Italy’s famous canal city wasn’t really overrun with medieval Draculas, however.

With hundreds of Venetians dying every day, gravediggers likely just misinterpreted the corpses they saw at varying levels of decomposition while reopening fresh mass graves, said Borrini.

The “stages which reduce the corpse to a skeleton were poorly known because they happen in the grave,” Borrini told LiveScience. “Graves were usually reopened after years, when the body had completely turned into a skeleton.”

Death exposed

Vampire superstition was already part of European culture by the time the bubonic plague reappeared on the continent in sporadic outbreaks throughout the late 1500s. The classic folkloric image of the undead, bloodsucking vampire likely originated in Eastern Europe and spread westwards, historians say, blending and morphing with local beliefs as it went.

Ignorance about the natural stages of decomposition probably fed the original vampire myths, Borrini said, noting that historical documentation of vampires harped on the oddly life-like appearance of recently buried bodies.

“There are some recurring aspects in vampire exhumation reports (usually written in the 17th and 18th century by church-goers and well-educated men, and sometimes even by scientists): uncorrupted corpse, pliable limbs, smooth and tensed skin, renewed beard and nails,” Borrini said.

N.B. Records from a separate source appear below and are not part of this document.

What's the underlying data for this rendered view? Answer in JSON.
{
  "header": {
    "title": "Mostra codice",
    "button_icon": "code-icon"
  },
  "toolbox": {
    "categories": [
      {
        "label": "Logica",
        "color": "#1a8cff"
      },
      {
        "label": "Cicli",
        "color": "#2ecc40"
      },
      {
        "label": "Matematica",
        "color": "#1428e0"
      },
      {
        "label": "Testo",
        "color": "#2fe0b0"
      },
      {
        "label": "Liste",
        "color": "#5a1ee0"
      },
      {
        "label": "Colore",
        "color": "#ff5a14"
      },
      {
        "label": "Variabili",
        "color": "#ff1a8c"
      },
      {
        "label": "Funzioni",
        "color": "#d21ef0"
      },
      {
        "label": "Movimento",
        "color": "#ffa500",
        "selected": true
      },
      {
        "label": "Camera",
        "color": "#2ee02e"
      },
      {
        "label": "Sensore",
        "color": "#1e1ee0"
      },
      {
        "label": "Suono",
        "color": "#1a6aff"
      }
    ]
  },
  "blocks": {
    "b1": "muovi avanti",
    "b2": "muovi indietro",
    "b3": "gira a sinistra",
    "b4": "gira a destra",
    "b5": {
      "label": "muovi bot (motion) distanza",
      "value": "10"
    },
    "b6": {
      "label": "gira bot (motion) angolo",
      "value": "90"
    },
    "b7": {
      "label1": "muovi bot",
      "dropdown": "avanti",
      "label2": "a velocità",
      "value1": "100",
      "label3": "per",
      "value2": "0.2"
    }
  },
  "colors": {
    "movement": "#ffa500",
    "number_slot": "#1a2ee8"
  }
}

At the time “death was linked to a cold and stiff corpse, or to a blanched skeleton (dry bones),” he said, so evidence of anything to the contrary was considered worrisome when the rare body was exhumed for examination.

In the middle of the plague in Venice, however, victims were being dumped into mass graves such as the one on Lazzaretto Nuovo very regularly, exposing bodies at every gruesome stage of decay.

Frightened gravediggers

A phenomenon that occurs early on in the process of decomposition – abdominal bloating – is what likely concerned the Venetian gravediggers, Borrini said. When humans die, the body releases a myriad of bacterial gases that cause a corpse to bloat with fluid, usually just a few days after death in the absence of any kind of preservation or protection from coffins.

“During this phase, the decay of the gastrointestinal tract contents and lining create a dark fluid called ‘purge fluid’; it can flow freely from the nose and mouth…and it could easily be confused with the blood sucked by the vampire,” said Borrini.

If the “vampire” woman was emitting blood from her mouth, the fluid likely moistened her burial shroud causing it to sink into her jaw cavity and be dissolved by the fluids, Borrini said, making it appear as though she was trying to bite through her shroud. When discovered in that state, a stone was jammed into her mouth as a kind of exorcism to prevent her from potentially spreading the disease further, the researchers think.

Medieval skeletons have been found in a similar state in other parts of Europe, Borrini said.

Bad times = superstition

It is difficult to decipher whether the brick-in-mouth tactic discovered in Venice was truly based on a deep fear of vampires or was merely extra precaution in troubled times, Borrini acknowledged.

“From a forensic point of view, we can accept the reports about the ‘vampire corpses’ as real descriptions, but we can also realize why those legends spread especially during plagues,” Borrini said. The mere fact that tombs and mass graves were reopened so frequently during pandemics to bury new victims of a disease, exposing partially decomposed bodies, only increased “dread and superstition among people who were already suffering pestilence and massive death,” he said.

Borrini presented his findings to a recent meeting of the American Association of Forensic Sciences, along with forensic orthodontist Emilio Nuzzolese.

http://www.livescience.com/3374-medieval-vampire-skull.html